Search the listing for "glyph" and copy every line where it appears.

########################################

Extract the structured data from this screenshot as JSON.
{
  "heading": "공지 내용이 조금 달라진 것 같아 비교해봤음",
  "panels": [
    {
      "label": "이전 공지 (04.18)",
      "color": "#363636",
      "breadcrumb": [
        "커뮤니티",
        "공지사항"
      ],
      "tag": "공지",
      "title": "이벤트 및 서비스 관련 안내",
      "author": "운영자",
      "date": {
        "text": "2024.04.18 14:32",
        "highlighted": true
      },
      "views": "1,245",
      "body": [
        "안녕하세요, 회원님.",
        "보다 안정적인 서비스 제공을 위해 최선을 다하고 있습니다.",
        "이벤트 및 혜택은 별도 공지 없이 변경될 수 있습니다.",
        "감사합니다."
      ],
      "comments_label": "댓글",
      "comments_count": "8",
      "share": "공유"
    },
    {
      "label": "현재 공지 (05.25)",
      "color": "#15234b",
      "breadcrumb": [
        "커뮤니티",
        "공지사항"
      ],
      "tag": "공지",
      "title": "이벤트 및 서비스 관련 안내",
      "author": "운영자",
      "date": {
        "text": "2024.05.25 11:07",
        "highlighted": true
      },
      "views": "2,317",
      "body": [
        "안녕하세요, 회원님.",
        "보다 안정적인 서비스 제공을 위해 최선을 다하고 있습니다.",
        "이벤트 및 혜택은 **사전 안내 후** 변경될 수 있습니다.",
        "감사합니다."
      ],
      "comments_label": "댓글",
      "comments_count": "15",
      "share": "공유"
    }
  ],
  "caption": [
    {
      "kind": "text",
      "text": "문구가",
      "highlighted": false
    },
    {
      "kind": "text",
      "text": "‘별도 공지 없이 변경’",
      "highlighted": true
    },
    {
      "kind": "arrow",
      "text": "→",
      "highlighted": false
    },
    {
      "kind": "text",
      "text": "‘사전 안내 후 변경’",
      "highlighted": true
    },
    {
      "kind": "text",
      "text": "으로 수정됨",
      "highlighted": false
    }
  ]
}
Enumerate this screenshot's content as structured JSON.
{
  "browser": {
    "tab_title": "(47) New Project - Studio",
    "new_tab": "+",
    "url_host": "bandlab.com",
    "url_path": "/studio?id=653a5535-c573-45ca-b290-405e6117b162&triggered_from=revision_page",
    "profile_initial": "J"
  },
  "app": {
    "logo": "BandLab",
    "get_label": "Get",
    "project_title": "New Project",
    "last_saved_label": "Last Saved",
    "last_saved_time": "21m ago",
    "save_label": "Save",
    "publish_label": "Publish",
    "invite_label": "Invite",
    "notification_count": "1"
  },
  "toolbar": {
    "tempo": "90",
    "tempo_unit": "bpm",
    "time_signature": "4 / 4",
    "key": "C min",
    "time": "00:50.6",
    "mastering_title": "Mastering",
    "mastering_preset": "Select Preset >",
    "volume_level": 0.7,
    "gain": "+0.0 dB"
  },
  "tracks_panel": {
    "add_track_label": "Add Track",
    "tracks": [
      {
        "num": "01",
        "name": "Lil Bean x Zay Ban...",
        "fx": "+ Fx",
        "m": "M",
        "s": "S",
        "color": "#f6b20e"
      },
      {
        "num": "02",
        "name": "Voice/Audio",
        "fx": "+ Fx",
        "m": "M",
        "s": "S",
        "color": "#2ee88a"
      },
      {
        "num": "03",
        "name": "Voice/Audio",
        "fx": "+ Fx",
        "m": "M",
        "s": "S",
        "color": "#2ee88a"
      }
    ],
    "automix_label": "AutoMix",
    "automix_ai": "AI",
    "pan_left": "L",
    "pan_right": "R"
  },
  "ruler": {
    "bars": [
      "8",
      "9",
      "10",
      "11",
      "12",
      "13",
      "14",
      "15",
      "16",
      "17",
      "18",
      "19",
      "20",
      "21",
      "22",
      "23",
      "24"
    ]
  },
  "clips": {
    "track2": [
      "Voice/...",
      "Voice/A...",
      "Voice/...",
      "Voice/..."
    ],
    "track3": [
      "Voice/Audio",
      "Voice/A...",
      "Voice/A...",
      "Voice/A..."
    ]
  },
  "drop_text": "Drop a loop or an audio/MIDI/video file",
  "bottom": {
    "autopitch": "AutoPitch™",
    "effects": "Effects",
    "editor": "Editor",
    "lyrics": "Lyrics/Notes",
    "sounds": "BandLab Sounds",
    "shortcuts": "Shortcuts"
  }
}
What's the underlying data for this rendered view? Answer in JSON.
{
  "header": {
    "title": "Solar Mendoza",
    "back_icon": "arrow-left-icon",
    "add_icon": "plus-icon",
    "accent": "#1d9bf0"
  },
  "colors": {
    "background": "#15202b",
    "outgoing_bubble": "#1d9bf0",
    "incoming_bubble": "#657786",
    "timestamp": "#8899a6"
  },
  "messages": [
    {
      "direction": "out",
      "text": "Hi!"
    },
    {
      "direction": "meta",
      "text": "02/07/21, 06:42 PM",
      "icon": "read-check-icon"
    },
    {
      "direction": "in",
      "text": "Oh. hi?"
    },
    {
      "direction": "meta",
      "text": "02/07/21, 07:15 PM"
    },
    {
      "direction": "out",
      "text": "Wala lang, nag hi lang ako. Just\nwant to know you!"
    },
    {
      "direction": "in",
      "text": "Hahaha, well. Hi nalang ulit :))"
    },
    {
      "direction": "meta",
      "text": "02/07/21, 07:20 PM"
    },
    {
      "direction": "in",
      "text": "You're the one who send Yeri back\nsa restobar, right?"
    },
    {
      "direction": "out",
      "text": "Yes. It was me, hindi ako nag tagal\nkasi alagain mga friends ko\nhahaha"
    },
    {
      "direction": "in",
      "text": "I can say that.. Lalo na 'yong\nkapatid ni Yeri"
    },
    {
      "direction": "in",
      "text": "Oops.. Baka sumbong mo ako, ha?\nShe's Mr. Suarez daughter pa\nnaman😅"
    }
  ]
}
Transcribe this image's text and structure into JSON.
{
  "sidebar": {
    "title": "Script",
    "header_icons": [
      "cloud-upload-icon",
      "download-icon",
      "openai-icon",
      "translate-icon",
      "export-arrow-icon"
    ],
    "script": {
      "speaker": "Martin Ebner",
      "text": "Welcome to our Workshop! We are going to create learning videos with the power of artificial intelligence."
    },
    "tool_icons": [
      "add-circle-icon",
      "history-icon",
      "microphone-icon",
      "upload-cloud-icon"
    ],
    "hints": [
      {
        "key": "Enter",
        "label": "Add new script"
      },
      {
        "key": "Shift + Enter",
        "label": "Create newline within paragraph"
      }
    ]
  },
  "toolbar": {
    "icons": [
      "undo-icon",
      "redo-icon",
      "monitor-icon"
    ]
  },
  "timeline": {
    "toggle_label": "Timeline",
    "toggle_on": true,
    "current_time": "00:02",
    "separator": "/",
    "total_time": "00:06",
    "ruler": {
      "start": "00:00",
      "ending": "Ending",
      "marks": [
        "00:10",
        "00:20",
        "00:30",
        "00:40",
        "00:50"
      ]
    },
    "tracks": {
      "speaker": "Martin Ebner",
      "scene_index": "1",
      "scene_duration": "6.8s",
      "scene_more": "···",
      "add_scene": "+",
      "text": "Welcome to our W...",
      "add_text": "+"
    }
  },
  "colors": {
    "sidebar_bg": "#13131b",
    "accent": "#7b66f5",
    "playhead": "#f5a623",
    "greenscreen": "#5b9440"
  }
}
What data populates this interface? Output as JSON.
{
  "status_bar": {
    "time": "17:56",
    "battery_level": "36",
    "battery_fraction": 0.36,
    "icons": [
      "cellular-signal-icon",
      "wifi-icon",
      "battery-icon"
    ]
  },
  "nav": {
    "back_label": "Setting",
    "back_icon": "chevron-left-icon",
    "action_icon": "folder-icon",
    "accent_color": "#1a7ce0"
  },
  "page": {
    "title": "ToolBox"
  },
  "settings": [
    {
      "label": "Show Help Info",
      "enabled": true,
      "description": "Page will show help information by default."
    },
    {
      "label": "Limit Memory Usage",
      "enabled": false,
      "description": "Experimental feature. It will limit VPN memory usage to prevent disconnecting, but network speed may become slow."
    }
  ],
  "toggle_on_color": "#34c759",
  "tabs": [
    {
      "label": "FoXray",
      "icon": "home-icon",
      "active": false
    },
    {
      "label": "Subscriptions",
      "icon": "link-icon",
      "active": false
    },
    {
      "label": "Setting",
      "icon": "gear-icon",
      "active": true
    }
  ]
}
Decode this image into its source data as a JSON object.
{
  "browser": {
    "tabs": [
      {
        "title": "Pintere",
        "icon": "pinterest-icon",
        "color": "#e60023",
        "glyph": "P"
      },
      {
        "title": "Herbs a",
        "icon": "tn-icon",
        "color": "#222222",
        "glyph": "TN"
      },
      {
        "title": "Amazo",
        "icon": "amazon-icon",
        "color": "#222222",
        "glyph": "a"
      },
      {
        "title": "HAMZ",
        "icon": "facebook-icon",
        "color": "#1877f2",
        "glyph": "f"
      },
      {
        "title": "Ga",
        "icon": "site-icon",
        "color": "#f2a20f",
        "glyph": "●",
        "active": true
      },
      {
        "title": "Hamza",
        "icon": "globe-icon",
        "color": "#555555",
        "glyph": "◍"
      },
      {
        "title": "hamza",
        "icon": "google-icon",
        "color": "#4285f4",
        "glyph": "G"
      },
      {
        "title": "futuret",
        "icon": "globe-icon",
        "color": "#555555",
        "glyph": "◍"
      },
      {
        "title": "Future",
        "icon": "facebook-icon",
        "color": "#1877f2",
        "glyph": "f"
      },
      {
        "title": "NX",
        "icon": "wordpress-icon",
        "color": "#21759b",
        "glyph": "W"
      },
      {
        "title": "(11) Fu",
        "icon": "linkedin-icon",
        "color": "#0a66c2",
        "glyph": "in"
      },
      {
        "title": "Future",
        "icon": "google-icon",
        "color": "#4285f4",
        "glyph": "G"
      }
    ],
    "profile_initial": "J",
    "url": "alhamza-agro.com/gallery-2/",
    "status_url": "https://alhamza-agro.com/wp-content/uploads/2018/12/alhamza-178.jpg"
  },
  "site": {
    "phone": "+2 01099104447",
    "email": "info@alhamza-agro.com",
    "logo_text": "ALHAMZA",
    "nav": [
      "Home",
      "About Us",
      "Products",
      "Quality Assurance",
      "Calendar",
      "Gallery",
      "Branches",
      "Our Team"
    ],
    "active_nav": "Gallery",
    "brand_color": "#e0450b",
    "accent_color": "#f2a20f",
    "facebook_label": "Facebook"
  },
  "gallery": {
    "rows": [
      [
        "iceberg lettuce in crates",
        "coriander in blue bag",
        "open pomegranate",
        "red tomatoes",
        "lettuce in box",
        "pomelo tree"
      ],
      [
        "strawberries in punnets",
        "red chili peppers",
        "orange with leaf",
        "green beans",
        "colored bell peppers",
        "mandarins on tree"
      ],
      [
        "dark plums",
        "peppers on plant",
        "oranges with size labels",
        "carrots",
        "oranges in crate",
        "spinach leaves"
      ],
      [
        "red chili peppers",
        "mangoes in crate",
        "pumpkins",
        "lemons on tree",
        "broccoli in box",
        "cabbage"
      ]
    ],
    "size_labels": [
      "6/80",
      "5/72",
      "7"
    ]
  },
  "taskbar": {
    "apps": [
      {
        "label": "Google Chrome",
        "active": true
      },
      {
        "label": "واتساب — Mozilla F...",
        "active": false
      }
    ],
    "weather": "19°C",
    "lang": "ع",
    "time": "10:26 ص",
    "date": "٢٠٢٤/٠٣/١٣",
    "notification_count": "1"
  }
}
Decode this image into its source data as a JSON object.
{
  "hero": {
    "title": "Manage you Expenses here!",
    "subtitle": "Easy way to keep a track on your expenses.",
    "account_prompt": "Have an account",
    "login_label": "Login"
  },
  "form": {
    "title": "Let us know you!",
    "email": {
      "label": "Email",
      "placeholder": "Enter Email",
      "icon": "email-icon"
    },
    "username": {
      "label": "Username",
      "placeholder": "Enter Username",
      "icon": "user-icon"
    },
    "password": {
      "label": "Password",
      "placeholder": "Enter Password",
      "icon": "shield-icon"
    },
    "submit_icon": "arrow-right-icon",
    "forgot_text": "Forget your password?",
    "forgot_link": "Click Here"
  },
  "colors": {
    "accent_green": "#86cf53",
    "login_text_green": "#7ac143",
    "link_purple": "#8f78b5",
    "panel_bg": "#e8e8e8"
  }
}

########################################

- [Your response]
        "glyph": "P"
        "glyph": "TN"
        "glyph": "a"
        "glyph": "f"
        "glyph": "●",
        "glyph": "◍"
        "glyph": "G"
        "glyph": "◍"
        "glyph": "f"
        "glyph": "W"
        "glyph": "in"
        "glyph": "G"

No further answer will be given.